“I would love to have a piece of it here at Catholic U,” Ott said.
“That’s yet to be determined, I think, but I’m sure it will be used somewhere. It’s going to be a gorgeous piece.”
Copyright 2008
Religion News Service. All rights reserved. No part of this transmission may be distributed or reproduced without written permission.

By Tom Feeney
Religion News Service

This the official schedule for Pope Benedict XVI’s trip to Washington and New York April 15-20:
Arrival at Andrews Air Force Base. Greeting by President Bush and Mrs. Bush.
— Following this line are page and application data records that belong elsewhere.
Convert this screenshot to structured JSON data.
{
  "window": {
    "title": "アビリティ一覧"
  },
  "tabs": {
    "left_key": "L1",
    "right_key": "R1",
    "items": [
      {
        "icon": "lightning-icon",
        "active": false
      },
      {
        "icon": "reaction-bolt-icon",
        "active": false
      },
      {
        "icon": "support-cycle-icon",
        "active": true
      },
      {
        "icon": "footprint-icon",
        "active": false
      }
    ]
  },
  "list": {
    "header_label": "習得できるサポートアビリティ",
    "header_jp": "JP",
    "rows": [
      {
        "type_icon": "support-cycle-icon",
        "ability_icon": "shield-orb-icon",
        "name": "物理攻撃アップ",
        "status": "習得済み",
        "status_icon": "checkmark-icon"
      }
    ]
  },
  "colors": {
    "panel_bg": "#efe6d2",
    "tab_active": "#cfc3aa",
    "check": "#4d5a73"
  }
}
Also present will be local dignitaries of the church and the apostolic nuncio, the pope’s ambassador to the U.S.
President Bush and the first lady meet Benedict on the south lawn of the White House. This is only the second time in history that a pontiff has visited the White House. At the end of the welcoming ceremony, a private meeting is scheduled between the pope and the president.
Private prayer service and meeting with the 350 bishops of the United States at the Basilica of the National Shrine of the Immaculate Conception. Before the prayer service, there will be outdoor photo opportunities of the public welcoming the pope to this national church.
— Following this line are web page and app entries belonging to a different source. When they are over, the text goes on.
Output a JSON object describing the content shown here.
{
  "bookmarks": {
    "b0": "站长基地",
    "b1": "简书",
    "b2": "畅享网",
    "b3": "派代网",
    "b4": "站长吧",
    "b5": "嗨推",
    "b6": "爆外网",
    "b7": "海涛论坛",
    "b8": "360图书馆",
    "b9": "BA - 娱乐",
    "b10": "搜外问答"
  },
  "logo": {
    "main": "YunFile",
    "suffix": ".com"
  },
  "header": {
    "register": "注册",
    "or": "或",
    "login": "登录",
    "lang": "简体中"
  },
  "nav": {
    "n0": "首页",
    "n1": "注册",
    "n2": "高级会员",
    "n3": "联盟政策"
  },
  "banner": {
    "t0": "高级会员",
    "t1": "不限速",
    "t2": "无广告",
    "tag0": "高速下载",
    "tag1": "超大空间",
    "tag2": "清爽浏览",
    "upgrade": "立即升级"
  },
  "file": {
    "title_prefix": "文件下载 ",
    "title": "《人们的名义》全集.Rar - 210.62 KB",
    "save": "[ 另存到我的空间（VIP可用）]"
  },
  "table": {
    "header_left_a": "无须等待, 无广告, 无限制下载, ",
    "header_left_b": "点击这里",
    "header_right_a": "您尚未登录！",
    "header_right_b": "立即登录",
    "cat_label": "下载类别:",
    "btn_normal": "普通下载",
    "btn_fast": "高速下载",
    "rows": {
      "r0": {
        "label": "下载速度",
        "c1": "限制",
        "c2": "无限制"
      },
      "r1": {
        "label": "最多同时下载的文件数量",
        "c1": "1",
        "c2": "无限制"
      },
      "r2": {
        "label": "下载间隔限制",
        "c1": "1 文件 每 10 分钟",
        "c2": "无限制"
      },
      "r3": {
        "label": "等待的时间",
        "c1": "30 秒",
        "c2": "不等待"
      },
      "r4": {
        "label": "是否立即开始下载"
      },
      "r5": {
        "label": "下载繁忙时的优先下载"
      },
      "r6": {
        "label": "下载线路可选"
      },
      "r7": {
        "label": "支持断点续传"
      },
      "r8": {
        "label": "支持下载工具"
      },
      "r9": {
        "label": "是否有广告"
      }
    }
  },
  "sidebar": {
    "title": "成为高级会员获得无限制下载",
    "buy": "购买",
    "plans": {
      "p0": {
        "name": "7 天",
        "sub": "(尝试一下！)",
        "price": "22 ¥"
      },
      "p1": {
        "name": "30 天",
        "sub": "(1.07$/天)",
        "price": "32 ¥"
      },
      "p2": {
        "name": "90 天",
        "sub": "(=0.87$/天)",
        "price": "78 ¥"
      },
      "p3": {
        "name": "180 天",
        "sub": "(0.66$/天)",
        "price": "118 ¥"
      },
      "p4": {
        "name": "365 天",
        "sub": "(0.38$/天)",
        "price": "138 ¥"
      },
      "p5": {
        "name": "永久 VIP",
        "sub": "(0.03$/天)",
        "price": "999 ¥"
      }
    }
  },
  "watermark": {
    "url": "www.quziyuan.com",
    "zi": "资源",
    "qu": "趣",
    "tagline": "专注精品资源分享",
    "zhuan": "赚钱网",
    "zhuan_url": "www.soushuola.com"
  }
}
THURSDAY, APRIL 17, 10:00 A.M.
The pope will celebrate Mass at the new Nationals Park in Washington. This will be the first non-baseball event in the park.
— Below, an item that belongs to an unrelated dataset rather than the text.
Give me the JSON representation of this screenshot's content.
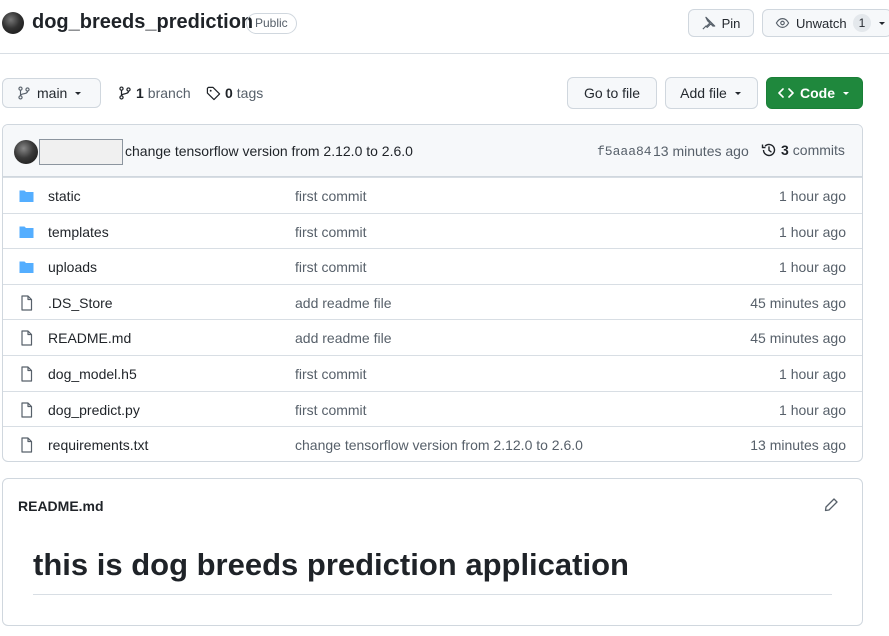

The heads of the more than 200 Catholic colleges and universities in the U.S. and superintendents from the 195 Catholic dioceses have been invited to an address by Benedict on the importance of Catholic education. The address will be on the campus of The Catholic University of America, the only college in the U.S. operated by the bishops.
Buddhists, Muslims, Hindus, Jews and representatives of other religions will meet the pope at the Pope John Paul II Cultural Center, next door to Catholic University.
FRIDAY, APRIL 18, 10:45 A.M.
The pope will address the United Nations after an early morning flight to New York.
Prayer service with leaders from other Christian denominations at St. Joseph’s Church, founded by German Catholics, in Manhattan.
Mass for priests, deacons and members of religious orders at St.
Patrick’s Cathedral in Manhattan.
The pope will meet with young Catholics, including 50 youngsters with a range of disabilities, at St. Joseph Seminary in Yonkers, N.Y. Thousands of young people, including hundreds of seminarians, are expected to participate in a rally/prayer service and to hear the pope speak.
SUNDAY, APRIL 20, 9:30 A.M.
The pope will visit Ground Zero, the site of the disaster at the World Trade Center.
SUNDAY, APRIL 20, 2:30 P.M.
Mass at Yankee Stadium will bring this historic visit to a close.
The 200th anniversary of the Baltimore Archdiocese’s designation as an archdiocese, as well as the birth of four dioceses — Boston; New York; Louisville, Ky.; and Philadelphia — will be highlighted during the Mass.
The pope leaves JFK International Airport for Rome.
(Tom Feeney writes for The Star-Ledger of Newark, N.J.)
Copyright 2008 Religion News Service. All rights reserved. No part of this transmission may be distributed or reproduced without written permission.